And what’s the Italian anthem without an Italian flag to wave proudly on your iPhone, too?
I love listening to Italian music on Radio Italia via the web when I’m not in Italy, but this app offers more than just one radio station. It will connect you with 600 radio stations throughout Italy (including the one I love called Radio Italia). This one does require an internet connection, so it’s probably best if you limit yourself to using it in places that won’t charge you for roaming, but it’s fun to have Italian radio right on your iPhone.
This isn’t an Italy-specific app, but it does happen to have several Italian cities on it. It allows you to move around various cities and attractions in them with a 360-degree view. The app also has some travel guide aspects, including some listings for hotels, restaurants, bars etc., and there’s information about each of the sights featured on the 360-degree pictures, too. Included cities are Milan, Venice, Rome, Verona, Como, Florence, Turin, Parma, and Pisa. (Thanks to anitasblog for that one.)
Play the famous Italian card game right on your iPhone against other people from all over the world (or play against the computer). There’s a free version you can test out first.
Italian Newspapers: Gazzetta dello Sport, Corriere della Sera, and La Repubblica
FREE to download, require subscriptions eventually

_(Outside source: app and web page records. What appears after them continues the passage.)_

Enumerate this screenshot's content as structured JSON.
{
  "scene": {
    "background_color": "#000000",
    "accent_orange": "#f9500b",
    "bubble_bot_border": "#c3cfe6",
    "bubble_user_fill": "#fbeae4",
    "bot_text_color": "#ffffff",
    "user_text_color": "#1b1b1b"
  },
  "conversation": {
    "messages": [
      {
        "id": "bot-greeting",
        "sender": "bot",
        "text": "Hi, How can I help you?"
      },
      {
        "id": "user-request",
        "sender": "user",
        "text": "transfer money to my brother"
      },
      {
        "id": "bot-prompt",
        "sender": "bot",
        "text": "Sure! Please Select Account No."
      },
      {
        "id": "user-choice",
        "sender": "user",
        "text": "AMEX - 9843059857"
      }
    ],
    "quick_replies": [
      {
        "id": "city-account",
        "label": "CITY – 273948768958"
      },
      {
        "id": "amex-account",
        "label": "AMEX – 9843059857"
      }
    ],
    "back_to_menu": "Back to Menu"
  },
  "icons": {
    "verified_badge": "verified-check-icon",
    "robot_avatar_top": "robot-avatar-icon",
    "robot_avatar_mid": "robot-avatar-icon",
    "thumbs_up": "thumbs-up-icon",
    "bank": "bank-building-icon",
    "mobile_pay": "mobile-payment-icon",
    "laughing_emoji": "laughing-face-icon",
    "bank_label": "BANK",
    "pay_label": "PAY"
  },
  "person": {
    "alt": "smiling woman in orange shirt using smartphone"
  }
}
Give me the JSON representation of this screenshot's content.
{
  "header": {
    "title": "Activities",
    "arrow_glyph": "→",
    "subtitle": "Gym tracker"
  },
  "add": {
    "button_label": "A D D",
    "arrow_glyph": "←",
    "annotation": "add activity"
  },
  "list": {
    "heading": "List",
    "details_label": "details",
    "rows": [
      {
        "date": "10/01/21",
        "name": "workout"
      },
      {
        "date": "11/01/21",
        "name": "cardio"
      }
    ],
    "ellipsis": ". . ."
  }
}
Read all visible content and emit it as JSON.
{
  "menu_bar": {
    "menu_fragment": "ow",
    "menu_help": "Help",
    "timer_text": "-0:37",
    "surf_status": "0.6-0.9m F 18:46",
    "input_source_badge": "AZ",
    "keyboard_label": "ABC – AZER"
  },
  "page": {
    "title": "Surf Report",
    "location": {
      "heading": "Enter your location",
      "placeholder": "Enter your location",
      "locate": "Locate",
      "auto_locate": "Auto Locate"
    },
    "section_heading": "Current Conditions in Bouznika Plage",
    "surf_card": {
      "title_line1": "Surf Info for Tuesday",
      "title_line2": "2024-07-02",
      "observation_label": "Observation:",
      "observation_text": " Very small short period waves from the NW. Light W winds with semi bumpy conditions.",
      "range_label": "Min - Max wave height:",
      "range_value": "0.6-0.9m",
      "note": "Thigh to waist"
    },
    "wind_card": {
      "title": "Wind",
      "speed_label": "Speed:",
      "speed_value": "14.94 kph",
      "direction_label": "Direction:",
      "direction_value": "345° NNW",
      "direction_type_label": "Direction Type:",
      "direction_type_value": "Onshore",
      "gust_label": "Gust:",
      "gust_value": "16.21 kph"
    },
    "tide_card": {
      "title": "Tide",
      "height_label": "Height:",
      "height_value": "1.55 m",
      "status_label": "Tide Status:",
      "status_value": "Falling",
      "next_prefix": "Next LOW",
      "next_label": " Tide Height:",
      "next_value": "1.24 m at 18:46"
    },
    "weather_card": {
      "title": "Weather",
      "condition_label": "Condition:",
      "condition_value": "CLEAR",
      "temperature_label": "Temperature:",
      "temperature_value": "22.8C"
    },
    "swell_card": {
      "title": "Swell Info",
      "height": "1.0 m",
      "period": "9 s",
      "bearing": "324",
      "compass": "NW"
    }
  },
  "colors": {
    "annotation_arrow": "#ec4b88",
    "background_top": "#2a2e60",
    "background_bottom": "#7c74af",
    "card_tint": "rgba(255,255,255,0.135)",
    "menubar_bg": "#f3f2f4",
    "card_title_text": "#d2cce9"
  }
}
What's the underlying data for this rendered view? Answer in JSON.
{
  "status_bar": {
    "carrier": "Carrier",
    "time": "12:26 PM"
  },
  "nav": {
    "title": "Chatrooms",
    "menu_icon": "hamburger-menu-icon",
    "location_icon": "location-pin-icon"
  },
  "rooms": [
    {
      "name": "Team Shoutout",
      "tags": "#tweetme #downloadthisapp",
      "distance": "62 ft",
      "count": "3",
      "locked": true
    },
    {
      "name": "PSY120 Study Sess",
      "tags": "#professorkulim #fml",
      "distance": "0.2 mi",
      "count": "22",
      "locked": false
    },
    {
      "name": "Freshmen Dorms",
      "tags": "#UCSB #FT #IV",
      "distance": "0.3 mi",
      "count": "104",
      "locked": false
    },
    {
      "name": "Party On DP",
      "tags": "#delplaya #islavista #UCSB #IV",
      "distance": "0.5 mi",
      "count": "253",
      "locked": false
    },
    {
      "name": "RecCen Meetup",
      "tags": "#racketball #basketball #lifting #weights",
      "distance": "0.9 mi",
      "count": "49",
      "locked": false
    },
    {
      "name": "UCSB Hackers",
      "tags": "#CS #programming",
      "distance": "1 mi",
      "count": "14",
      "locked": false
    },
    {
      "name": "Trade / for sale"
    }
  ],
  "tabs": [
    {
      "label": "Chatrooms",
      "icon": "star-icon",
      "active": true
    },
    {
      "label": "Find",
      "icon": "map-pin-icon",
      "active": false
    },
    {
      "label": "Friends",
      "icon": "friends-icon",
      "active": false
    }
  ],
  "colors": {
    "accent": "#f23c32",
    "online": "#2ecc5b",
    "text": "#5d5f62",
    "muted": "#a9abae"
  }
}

There are a few apps for mobile versions of Italian newspapers. These apps are all free to download, but they eventually require a subscription in order to keep updating or letting you read beyond the headlines. They’re all in Italian, obviously, but if you’re learning the language it’s a fun way to practice.
I’m crazy about Italian soccer, so this app is right up my alley. It covers both Serie A and even the second-level league in Italy, Serie B, with information about games (updated so they’re almost live), upcoming schedules, and the league table.
Italian Baby Namer: Name that Bambino!
“Hundreds of great traditional Italian names organized by gender. Includes search by name and meaning, favorites list, and shake for random name.”
English Yellow Pages
“The English Yellow Pages, partnered with Insiders Abroad, free mobile search app is your source for businesses in Italy. You can search for businesses that speak English in categories such as schools, restaurants, attorneys, and more.”
Want to brag to your friends that you have the Vatican‘s only approved prayer app on your phone? Then you need iBreviary. It’s available in several languages (including English) and although it used to be only $0.99 it’s now totally free. (Hat tip to Zoomata for that one.)
Planning to do loads of driving in Italy, or even getting your Italian driver’s license? Then you’ll need this app. It includes all the rules of the road (in Italian only) as well as a handy pictoral guide to all the various road signs you’ll see around Italy.
Ferrari Envi & Lambo Envi
Car enthusiasts will like these apps whether they like Italy or not, but Italian car lovers in particular will enjoy sifting through all the photos of Ferraris and Lamborghinis on these two apps. They’re web-based photos, so you’ll need an internet connection.
If you can’t stand being without Italian Prime Minister Silvio Berlusconi’s gaffes and verbal snafus for even a few minutes, then you need iSilvio. Only I can’t tell if the creator (the same guy behind iMussolini, incidentally, which was the best-selling app in Italy for some time) is being serious or not with this one. He also created an iGandhi, which confuses me even more. But even though it’s only $0.99, I’m still not buying it – just in case it turns out to be not tongue-in-cheek. (Thanks to OnlyInItaly for posting about that one.)
If you do pick up iSilvio, at least counter-balance it with this app from Italy’s favorite rabble-rouser, Beppe Grillo. It’s all in Italian, with videos and posts from Beppe’s blog.
For more Italy-related apps you might enjoy, check out the list of iPhone apps Melanie of Italofile put together.